The U.S. shipbuilding and repair industry supported more than 110,000 jobs and contributed $37.3 billion in overall annual gross domestic product to the U.S. economy in the year 2013, according to new data released today by the U.S. Department of Transportation’s Maritime Administration (MARAD).
The new figures show that the domestic shipbuilding industry is growing. MARAD’s last study, showing figures from 2011, showed that U.S. shipyards supported 107,000 jobs and directly and indirectly contributed $36 billion in gross domestic product.
In 2013, there were 124 active shipbuilders in the United States, spread across 26 states. In addition, there were more than 200 shipyards engaged in ship repairs or capable of building ships but not actively engaged in shipbuilding, according to MARAD. The majority of shipyards are located in the coastal states, but there also are active shipyards on major inland waterways such as the Great Lakes, the Mississippi River, and the Ohio River, the MARAD data showed.

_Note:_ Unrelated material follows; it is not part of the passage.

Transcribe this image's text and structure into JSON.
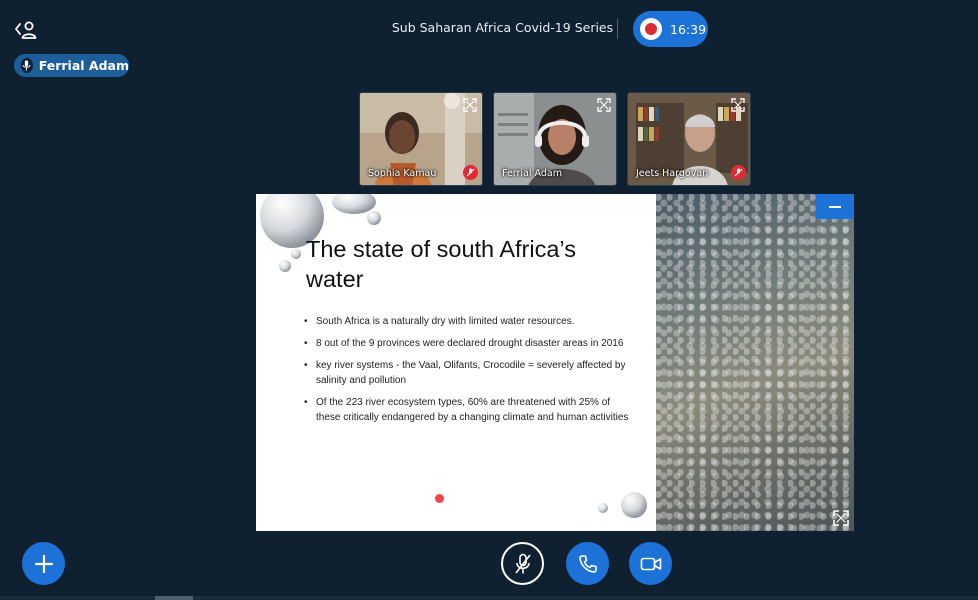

According to MARAD, in 2013, the U.S. private shipbuilding and repairing industry directly provided 110,390 jobs, $9.2 billion in labor income, and $10.7 billion in GDP. Including direct, indirect, and induced impacts, on a nationwide basis, total economic activity associated with the industry reached 399,420 jobs, $25.1 billion of labor income, and $37.3 billion in GDP in 2013, the MARD data showed.
The states with the highest levels of overall direct, indirect, and induced employment associated with the industry are Virginia, California, Mississippi, Louisiana, and Texas, MARAD said.
The date also showed that the federal government, including the U.S. Navy, U.S. Army, and U.S. Coast Guard, is an important source of demand for U.S. shipbuilders. While just one percent of the vessels delivered in 2014 (11 of 1,067) were delivered to U.S. government agencies, 10 of the 12 large deep-draft vessels delivered were delivered to the U.S. government: five to the U.S. Navy, four to the U.S. Coast Guard, and one to the National Science Foundation, according to MARAD.
“The MARAD study showcases the important role the U.S. shipbuilding and repair industry plays in both commercial and military sectors, while also highlighting the critical support the shipyard industrial base provides to the nation’s economic and national security,” said Tom Godfrey, Chairman of the Shipbuilders Council of America and CEO of Colonna’s Shipyard in Norfolk, Va. “As an industry, we are extremely proud to support these good paying American jobs that are filled by some of the most highly skilled, world-class craftsman from coast to coast. It is these craftsman who have served as a hallmark of our innovative industry since its inception and will continue to be as our industry grows and flourishes in the future.”
See Full Report Here: The Economic Importance of the U.S. Shipbuilding and Repairing Industry
Sign up for our newsletter